Make us your home page
Instagram

Today’s top headlines delivered to you daily.

(View our Privacy Policy)

Florida panel's 'stand your ground' report is no surprise

Experts! Correspondence! Public meetings and phone calls!

From the opening pages of a recently released report, the governor's task force on Florida's "stand your ground'' law wants you to know its members were exhaustive in their quest for truth and justice.

And why does this need pointing out?

Because otherwise you might never know they existed.

After months of studying a statute that has been criticized, dissected, challenged and ridiculed, the task force came to this conclusion:

Um, yeah, cool law.

There might have been a few other details in the report, but that's the gist of it.

No major reforms. No substantial recommendations. No indication they saw anything wrong with the obvious ambiguities and misapplications of "stand your ground.''

"The problem with this law is it creates opportunities for abuse,'' said Stetson University law professor Charlie Rose. "And if they have not made any affirmative suggestions to tighten it up, you will be seeing more and more cases of abuse.

"The Legislature has a responsibility to get this right, and they're choosing not to do that.''

This wasn't unexpected. The task force was stacked with people who either helped draft the law or were clearly inclined to support it.

And, to be fair, hardly anyone was clamoring for the entire law to be struck down. An unofficial, liberal-leaning task force convened earlier hadn't even gone that far.

But for anyone who followed the Tampa Bay Times' analysis of "stand your ground'' cases this summer, it's hard to argue some type of reform isn't necessary for a law that has excused gang shootouts, domestic violence and drug deals gone bad.

The problem is not that "stand your ground'' has turned Florida streets into the Wild West, as some early critics had predicted. The problem is the language is so broad that "stand your ground'' is being invoked in cases that lawmakers never envisioned.

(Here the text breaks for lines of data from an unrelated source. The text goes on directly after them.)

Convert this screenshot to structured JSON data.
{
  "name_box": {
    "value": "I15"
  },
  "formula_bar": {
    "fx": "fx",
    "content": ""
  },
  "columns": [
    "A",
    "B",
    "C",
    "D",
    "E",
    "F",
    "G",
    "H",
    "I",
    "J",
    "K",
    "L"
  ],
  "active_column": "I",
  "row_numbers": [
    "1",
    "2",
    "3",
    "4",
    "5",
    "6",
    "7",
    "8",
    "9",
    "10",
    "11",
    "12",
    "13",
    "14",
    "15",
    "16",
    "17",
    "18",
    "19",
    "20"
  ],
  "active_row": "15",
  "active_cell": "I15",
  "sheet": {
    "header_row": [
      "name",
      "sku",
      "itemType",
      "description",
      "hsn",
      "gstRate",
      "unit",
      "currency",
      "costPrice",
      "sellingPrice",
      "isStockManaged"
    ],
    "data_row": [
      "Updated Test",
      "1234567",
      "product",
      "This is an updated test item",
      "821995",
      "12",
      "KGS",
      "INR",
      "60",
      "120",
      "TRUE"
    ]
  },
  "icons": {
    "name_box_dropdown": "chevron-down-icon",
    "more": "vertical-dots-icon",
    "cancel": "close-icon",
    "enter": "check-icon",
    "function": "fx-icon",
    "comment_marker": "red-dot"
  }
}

Back in 2005 when he introduced the legislation, former state Rep. Dennis Baxley insisted it was merely a way to protect law-abiding citizens.

"You can only do what somebody does to you,'' Baxley said at the time.

Except that's not how the law is being interpreted. There are cases of unarmed people being shot. Cases of people shot in the back while trying to flee. Cases interpreted one way over here and another way over there.

The task force made some token recommendations, but it's still not too late for the Legislature to take a hard look at the law's unintended consequences.

Lawmakers need to look at changing the language to ensure there is real evidence of imminent danger, and not just a presumption of fear before someone kills in self-defense.

There also needs to be a way to prevent someone from initiating a confrontation and then killing in the name of self-defense.

As it stands now, the law asks only three questions: Did a defendant have a right to be there? Was he breaking any law? Was there a reasonable fear he was in grave danger?

If you consider the neighborhood watch case in Sanford, it's easy to see how you can make a case for "stand your ground'' under those absurdly vague guidelines.

Not just for George Zimmerman, but for Trayvon Martin, too.

Florida panel's 'stand your ground' report is no surprise 11/17/12 [Last modified: Saturday, November 17, 2012 7:12pm]
Photo reprints | Article reprints

© 2017 Tampa Bay Times

    

Join the discussion: Click to view comments, add yours

Loading...
  1. Kenya vote chief says 'difficult' to have credible election

    World

    NAIROBI, Kenya — It is "difficult to guarantee a free, fair and credible election" in Kenya's fresh presidential vote just eight days away despite "full technical preparedness," the head of the election commission said Wednesday as another wave of uncertainty swept through East Africa's largest economy.

  2. International array of artists chosen as finalists for Pier project

    Local Government

    ST. PETERSBURG — A diverse group of six artists will compete for a chance to install their work at the city's multimillion-dollar Pier District, expected to open in early 2019.

  3. Former Jabil executive's fate in hands of murder trial jury

    Criminal

    LARGO — For a second time, Patrick Evans' future is in the hands of a jury.

    Patrick Evans talks with Allison Miller, one of his three public defenders, before jury selection this w eek. Evans, a former Jabil executive charged with killing his estranged wife and her friend almost 10 years ago, is back in court for a second trial after his original death sentence conviction was overturned by the Florida Supreme Court. JIM DAMASKE   |   Times
  4. Hillsborough designates $17 million for Irma debris removal and repairs

    News

    TAMPA — The Hillsborough County Commission voted Wednesday to spend $17 million from the county's Catastrophic Disaster Recovery Fund to remove debris left by Hurricane Irma and to fix damaged facilities.

  5. Five jump from burning boat near Gandy Bridge

    Fire

    TAMPA — Five people jumped from a boat that caught fire near the Gandy Bridge Wednesday afternoon, 10News WTSP reported.